*Required work*. Search the records for the string "Gothic" and copy every line where it turns up.

Records for this task Block Start

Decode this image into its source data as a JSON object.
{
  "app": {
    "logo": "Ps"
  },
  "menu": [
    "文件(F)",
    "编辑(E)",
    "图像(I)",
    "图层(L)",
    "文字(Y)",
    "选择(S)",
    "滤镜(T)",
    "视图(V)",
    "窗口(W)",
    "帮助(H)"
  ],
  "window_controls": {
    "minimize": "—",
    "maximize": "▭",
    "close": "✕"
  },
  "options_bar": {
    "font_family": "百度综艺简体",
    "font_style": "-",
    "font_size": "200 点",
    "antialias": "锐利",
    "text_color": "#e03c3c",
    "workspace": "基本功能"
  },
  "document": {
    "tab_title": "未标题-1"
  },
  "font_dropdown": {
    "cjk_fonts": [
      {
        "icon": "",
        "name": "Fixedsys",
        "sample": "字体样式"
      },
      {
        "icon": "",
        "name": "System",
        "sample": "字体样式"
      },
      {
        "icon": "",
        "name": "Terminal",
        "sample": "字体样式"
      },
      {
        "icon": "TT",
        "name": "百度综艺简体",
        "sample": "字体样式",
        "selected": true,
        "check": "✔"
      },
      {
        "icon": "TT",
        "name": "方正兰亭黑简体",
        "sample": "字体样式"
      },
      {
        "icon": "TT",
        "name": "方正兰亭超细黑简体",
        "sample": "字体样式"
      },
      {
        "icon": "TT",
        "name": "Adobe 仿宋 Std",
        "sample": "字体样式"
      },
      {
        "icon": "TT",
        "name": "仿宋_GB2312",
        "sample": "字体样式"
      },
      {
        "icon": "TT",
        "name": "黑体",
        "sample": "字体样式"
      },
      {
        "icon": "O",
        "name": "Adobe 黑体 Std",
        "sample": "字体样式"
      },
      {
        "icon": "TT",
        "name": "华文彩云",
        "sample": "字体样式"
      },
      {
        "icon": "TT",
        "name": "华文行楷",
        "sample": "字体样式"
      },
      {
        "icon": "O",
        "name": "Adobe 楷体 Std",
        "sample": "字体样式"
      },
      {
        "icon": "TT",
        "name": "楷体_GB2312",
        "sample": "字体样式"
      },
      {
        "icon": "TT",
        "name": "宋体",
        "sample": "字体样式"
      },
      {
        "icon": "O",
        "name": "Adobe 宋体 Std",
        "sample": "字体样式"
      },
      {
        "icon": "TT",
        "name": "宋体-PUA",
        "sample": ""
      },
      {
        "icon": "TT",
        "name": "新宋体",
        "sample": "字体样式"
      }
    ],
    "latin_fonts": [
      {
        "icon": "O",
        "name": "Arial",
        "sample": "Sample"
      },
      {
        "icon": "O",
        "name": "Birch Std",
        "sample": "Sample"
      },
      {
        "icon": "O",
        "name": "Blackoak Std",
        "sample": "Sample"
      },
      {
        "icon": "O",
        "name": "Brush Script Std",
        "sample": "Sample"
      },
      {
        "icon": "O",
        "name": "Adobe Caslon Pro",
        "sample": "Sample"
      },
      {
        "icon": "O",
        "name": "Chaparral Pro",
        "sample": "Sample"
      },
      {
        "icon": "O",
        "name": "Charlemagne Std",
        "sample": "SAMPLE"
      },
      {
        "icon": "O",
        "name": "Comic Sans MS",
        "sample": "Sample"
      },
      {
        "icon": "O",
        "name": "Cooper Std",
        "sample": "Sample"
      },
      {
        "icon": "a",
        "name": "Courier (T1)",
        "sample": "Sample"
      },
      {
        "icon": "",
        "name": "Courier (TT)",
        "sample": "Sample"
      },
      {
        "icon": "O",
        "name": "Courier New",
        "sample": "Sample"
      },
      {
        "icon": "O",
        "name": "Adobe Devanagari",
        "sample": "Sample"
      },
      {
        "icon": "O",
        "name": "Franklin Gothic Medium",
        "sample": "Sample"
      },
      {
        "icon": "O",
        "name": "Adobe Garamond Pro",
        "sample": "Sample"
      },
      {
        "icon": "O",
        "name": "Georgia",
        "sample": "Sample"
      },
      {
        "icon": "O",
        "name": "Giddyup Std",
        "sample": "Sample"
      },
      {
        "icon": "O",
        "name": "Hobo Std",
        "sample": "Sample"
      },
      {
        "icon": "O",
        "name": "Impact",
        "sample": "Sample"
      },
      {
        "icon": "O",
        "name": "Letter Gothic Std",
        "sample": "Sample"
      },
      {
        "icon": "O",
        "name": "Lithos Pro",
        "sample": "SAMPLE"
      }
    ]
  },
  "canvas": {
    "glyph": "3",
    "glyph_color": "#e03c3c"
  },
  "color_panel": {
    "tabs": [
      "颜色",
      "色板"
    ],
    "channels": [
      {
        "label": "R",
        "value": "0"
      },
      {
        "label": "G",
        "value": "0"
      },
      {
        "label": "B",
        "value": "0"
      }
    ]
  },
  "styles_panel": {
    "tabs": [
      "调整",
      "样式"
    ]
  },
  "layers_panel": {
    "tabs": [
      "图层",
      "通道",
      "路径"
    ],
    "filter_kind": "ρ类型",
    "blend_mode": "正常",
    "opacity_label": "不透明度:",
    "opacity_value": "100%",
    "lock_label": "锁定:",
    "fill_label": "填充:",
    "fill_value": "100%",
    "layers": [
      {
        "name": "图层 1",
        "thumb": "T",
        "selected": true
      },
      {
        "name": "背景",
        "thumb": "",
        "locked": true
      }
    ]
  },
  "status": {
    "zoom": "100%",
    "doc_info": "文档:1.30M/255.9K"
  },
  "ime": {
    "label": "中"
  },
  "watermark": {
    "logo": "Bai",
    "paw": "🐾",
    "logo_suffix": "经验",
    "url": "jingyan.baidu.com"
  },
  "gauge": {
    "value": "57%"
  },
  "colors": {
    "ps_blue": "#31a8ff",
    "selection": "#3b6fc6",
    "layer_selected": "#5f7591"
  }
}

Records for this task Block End

*Result for this exercise*.
        "name": "Franklin Gothic Medium",
        "name": "Letter Gothic Std",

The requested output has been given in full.